THIS ARTICLE IS MORE THAN FIVE YEARS OLD
This article is more than five years old. Autism research — and science in general — is constantly evolving, so older articles may contain information or theories that have been reevaluated since their original publication date.
Raising a healthy child is hardly a stress-free experience, as most parents can testify. So it’s not surprising that parents of children with autism, who deal with even greater parenting pressures, have higher rates of depression than do those of healthy children. But it doesn’t explain why parents of children with autism are more likely to be diagnosed with clinical depression even before their child is born.
Researchers are exploring whether higher rates of depression in these parents stem from autism-like traits they share with their children. A new study shows that these traits — problems with language, communication and social skills not severe enough to merit a diagnosis of autism — may increase mothers’ risk for depression and parental stress even when they do not have a child with autism.
This broad autism phenotype (BAP) has previously been linked with depression in a 2006 study by Japanese researchers, though other studies have found no such association.
In the new study, researchers recruited 90 mothers of children on the autism spectrum — of whom 70 completed the study — through the Interactive Autism Network, an online service connecting researchers to families affected by autism. They recruited another 94 mothers of healthy children through StudyResponse, another online service that links researchers with individuals willing to complete surveys.
Study participants completed a series of surveys, including a depression inventory, a questionnaire that assesses the parents’ perception of their child’s effect on family life, and the Autism Spectrum Quotient, which measures characteristics of autism in the general population.
The mothers of children with autism also completed the Autism Behavior Checklist, which assesses the severity of their child’s autism-related symptoms. The researchers also collected social and demographic information on the families, including each child’s age, gender and diagnosis.
The study confirms earlier findings that mothers of children with autism experience more parenting-related stress and more depression than do mothers of healthy children. Mothers of children with autism also score higher on the Autism Spectrum Quotient.
Most surprisingly, the researchers discovered that the best predictors of maternal depression are BAP characteristics and parental stress.
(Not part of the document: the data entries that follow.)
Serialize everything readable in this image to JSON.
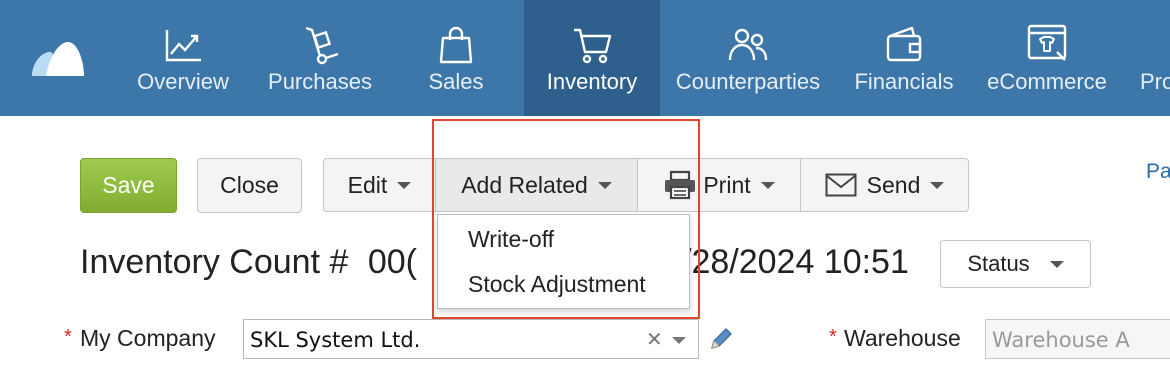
{
  "nav": {
    "items": [
      {
        "label": "Overview",
        "icon": "chart-line-icon"
      },
      {
        "label": "Purchases",
        "icon": "hand-truck-icon"
      },
      {
        "label": "Sales",
        "icon": "shopping-bag-icon"
      },
      {
        "label": "Inventory",
        "icon": "shopping-cart-icon",
        "active": true
      },
      {
        "label": "Counterparties",
        "icon": "users-icon"
      },
      {
        "label": "Financials",
        "icon": "wallet-icon"
      },
      {
        "label": "eCommerce",
        "icon": "web-store-icon"
      },
      {
        "label": "Pro",
        "icon": ""
      }
    ]
  },
  "toolbar": {
    "save_label": "Save",
    "close_label": "Close",
    "edit_label": "Edit",
    "add_related_label": "Add Related",
    "print_label": "Print",
    "send_label": "Send",
    "pa_link": "Pa"
  },
  "dropdown": {
    "items": [
      "Write-off",
      "Stock Adjustment"
    ]
  },
  "document": {
    "title_prefix": "Inventory Count #",
    "number_visible": "00(",
    "datetime_visible": "/28/2024 10:51",
    "status_label": "Status"
  },
  "form": {
    "required_mark": "*",
    "company_label": "My Company",
    "company_value": "SKL System Ltd.",
    "warehouse_label": "Warehouse",
    "warehouse_value": "Warehouse A"
  },
  "colors": {
    "navbar": "#3d76a8",
    "navbar_active": "#2f5f8c",
    "save_button": "#8dbb3d",
    "highlight": "#e0452f",
    "link": "#2d6da7"
  }
}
Mothers with higher scores on the Autism Spectrum Quotient are more likely to report depression with parental stress even when their children are healthy.
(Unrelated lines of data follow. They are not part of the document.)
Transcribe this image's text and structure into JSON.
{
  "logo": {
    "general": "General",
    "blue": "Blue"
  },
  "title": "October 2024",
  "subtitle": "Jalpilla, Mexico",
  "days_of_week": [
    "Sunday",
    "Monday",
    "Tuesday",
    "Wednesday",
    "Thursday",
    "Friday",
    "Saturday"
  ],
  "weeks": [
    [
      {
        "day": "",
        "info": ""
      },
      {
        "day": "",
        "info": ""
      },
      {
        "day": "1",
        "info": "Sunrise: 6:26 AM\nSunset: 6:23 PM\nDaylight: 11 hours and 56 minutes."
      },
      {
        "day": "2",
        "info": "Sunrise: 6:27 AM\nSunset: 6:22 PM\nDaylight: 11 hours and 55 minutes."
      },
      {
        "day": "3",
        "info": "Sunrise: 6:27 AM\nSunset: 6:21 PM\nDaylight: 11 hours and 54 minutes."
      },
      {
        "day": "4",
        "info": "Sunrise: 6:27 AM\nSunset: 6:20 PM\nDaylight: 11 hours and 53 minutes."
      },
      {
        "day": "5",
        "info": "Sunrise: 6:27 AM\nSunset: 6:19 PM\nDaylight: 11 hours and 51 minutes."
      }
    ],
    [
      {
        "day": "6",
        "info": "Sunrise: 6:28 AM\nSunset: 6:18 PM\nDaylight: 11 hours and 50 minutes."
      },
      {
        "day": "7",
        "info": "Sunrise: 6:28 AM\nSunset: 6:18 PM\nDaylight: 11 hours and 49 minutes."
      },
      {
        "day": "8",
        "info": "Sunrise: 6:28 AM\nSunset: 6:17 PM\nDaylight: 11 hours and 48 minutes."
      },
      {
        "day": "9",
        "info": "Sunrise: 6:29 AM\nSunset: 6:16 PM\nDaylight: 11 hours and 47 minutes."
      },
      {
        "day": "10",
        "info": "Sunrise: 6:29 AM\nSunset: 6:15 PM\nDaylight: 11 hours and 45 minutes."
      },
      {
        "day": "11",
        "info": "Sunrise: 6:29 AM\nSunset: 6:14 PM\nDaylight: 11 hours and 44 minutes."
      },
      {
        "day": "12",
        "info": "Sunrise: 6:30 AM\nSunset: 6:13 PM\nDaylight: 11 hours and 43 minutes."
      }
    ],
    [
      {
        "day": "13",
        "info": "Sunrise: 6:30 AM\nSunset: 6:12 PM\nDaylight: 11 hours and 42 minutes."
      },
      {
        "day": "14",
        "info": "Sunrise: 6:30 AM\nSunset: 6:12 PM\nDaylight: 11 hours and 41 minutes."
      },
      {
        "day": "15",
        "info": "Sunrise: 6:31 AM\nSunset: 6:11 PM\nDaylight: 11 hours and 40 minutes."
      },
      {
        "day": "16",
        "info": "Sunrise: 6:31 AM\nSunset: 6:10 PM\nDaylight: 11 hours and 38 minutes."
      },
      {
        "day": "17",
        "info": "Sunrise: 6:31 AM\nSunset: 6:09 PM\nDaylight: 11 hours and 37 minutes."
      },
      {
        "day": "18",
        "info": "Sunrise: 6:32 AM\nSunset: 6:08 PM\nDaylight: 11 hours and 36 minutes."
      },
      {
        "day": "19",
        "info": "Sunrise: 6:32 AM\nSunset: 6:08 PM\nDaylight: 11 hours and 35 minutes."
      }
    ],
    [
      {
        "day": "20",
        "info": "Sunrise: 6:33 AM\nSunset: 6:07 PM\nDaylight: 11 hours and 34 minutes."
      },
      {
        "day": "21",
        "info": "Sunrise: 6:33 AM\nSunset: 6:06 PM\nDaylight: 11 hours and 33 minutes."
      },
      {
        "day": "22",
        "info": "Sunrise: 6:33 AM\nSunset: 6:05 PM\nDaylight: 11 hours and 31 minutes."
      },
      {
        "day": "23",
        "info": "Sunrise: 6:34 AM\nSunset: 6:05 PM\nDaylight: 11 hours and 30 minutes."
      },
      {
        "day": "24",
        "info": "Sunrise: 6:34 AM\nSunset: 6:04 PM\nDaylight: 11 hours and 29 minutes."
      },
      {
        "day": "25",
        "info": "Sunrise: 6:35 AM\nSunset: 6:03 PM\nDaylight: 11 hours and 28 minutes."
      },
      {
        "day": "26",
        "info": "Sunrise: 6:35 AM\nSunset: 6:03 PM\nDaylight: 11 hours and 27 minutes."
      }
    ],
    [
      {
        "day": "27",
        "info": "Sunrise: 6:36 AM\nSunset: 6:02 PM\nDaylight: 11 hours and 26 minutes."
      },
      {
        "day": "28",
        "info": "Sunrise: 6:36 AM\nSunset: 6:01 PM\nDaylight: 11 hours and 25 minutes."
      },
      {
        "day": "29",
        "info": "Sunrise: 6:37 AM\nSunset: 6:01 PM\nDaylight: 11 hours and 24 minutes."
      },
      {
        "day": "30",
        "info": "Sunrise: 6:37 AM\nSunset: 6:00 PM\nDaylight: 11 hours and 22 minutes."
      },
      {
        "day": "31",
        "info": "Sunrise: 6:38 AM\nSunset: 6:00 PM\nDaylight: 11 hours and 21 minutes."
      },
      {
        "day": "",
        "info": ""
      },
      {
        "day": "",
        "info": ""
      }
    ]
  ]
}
This suggests a genetic link between depression and BAP, the researchers say — perhaps involving the serotonin transporter gene 5-HTTLPR. A mutation in this gene has been linked to social and communication deficits in autism, as well as to a higher risk of depression, and to personality traits like shyness in people without autism.
The greater stress of having a child with autism, together with a woman’s own genetic make-up, is likely to be responsible for the higher risk of depression in these mothers, they say.
As studies like this one begin to tease out links between autism and other neuropsychiatric disorders in family members, clinicians need to be aware that it is not always only the child who requires treatment. No one wants a return to the days when so-called ‘refrigerator’ mothers were blamed for their children’s autism and compelled to undergo psychotherapy. But if these mothers need help, it should be available to them.